While most were more than happy with NI's Guitar Rig 2, there were still a few niggles. Although the list of amps was impressive, there were gaps when trying to nail a subtly driven but undistorted tone.
At the other end of the spectrum, there wasn't much choice for raging, high-gain sounds.
The first thing that you notice about GR3 is that it looks cleaner. The GUI has been given a lick of paint and the tiny-fonted, light-brown-on-brown browser has been replaced by a larger font and a white-on-black display.
What every Guitar Rig user has been eagerly drooling over, though, is the set of new modules. With four new amp models and six new effects units, there are now very few holes in this amp package.
The first addition is Citrus, which is modelled on the classic Orange amps. It does an excellent job of recreating the warm distortion found on vintage rock records, and, more recently, those of Noel Gallagher.
There's also the Hi-White, which is great for aggressive yet clean tones, demonstrated by the 'Pete Can't Explain' preset.
The delightful Tweed is based on a classic Fender model and delivers a pure and full-bodied tone - a perfect base for the more blues-friendly distortion units.
Finally, there's the Ultrasonic; this is something that'll keep high-gain junkies happy, as it delivers thick, heavy sounds that make it easy to emulate modern metal tones.
What helps make these new amp models such a success is the addition of a Matched Cabinets feature. While flexibility is desirable, GR2 was guilty of giving us too much to think about regarding things like mic placement and cabinet EQ.
The new feature automatically gives you a well-matched cab that suits the tone of the amp to which it is paired, although the old method is still available for those who like to tinker.
The new effects take the total up to a stunning 44! There's now a ring modulator, vintage-style EQ, delay with built-in chorus and vibrato, and the bone-crushing Sledgehammer distortion.
Perhaps the most appealing new effect, though, is the tasty Tape Echo, which is a dead ringer for the classic Roland Space Echo. Native Instruments even mention on the unit's info panel how proud they are of this, and with good reason. It has two 'tape' heads and a reverb section, and a suitably warm, vintage sound.
The Rig Kontrol foot pedal/audio interface has also been given an overhaul. The sound quality has been improved (it's now 24-bit/192kHz) and the converters are now the same as those used in NI's Audio Kontrol 1.
The Rig Kontrol 2 had a few minor functionality issues, but these have now been sorted. Previously, the only indicator of the input level was a barely visible LED that indicated clipping.
There are now separate input and output LEDs that shine in glorious green, making them impossible to miss, even in the murkiest of live venues.
Notably, there's much more consistency in the way the software functions are mapped to the individual switches of the Rig Kontrol, unlike previous versions where presets could differ a fair bit in the way they mapped the switches.

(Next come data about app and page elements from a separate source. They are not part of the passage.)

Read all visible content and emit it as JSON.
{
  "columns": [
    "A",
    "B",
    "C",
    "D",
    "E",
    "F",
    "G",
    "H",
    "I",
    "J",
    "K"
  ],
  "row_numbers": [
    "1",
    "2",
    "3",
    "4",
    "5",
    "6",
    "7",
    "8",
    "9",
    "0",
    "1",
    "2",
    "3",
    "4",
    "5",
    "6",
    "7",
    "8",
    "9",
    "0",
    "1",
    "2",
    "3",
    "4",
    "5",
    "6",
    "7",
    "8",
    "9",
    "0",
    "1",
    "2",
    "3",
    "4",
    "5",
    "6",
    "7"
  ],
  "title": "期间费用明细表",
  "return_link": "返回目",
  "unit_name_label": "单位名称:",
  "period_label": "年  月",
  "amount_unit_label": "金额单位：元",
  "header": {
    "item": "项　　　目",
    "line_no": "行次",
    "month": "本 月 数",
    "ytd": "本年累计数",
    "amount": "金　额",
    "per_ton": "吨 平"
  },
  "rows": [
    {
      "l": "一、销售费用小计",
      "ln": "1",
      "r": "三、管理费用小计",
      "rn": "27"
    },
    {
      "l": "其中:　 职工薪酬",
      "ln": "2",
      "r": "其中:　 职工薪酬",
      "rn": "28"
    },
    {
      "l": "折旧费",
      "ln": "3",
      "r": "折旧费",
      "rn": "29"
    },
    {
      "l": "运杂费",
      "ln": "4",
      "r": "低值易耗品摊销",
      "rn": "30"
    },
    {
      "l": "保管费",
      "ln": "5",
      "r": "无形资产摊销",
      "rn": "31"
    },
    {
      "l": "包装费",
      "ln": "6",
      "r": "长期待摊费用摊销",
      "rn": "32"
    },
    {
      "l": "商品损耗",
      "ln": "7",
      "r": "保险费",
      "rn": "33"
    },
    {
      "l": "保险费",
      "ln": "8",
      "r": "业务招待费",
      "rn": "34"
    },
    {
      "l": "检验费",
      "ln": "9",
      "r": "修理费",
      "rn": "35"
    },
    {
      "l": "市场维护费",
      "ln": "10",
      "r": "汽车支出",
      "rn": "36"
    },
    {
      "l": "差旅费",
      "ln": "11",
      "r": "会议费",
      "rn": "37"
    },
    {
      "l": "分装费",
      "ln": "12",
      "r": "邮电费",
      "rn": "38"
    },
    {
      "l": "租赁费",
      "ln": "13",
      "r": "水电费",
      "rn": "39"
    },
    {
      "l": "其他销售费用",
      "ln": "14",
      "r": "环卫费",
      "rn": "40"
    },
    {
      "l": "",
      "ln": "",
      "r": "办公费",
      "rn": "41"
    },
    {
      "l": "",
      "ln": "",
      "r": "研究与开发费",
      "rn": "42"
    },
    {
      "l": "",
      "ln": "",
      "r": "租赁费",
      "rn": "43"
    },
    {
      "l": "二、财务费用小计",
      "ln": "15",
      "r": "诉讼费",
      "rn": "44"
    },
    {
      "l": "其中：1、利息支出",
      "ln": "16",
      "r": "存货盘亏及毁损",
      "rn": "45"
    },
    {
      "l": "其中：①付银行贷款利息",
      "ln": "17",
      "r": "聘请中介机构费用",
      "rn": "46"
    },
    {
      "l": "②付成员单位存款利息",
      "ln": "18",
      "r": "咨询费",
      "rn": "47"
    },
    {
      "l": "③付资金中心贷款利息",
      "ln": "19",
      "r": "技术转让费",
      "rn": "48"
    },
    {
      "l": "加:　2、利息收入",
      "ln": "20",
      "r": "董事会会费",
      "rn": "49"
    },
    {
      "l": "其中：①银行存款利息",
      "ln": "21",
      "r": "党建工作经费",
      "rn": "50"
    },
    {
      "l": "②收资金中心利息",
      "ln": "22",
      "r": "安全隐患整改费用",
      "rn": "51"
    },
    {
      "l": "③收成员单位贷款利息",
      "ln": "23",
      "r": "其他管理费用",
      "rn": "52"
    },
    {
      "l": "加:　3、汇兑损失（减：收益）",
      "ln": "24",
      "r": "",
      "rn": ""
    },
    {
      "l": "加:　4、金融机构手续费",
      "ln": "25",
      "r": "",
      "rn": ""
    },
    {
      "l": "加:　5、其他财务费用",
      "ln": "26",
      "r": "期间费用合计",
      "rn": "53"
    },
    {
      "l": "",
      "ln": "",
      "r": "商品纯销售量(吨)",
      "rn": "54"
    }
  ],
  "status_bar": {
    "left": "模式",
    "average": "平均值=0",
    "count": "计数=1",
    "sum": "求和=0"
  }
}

There remain a couple of gripes, though. There's still no output volume knob, only a pad switch. This means you have to set the volume level in software, which can be a pain.
Also missing is an XLR input. While the Rig Kontrol is aimed at guitarists and space on the back of the unit is sparse, it's supposed to be the only interface anyone needs, so it could be a disappointment for those wanting to hook up a mic too. For guitarists who sing, an XLR input would have made GR3 a one-stop solution to their gigging needs.
So has NI reached perfection with this version? Well, it's still really processor-hungry, so it can be tricky to keep the latency low if you're running more than one or two other plug-ins as you record.
What's more, Rig Kontrol is still a compromise as far as using it as a dedicated audio interface goes; it has to sit on the floor, which makes it awkward to adjust input levels, and you'll have to run cables from your playing position, which can be messy.
However, these are minor points, and the new amps and effects mean that pretty much all tonal bases are now covered.
But does it sound as good as the real thing? We can confirm that it does, and this is borne out by the number of big-name players who are already in love with Guitar Rig.
Purists may scoff that it doesn't sound the same as hardware, but we feel this is a redundant argument. The range of high-quality tones available makes this an awesome and essential creative tool.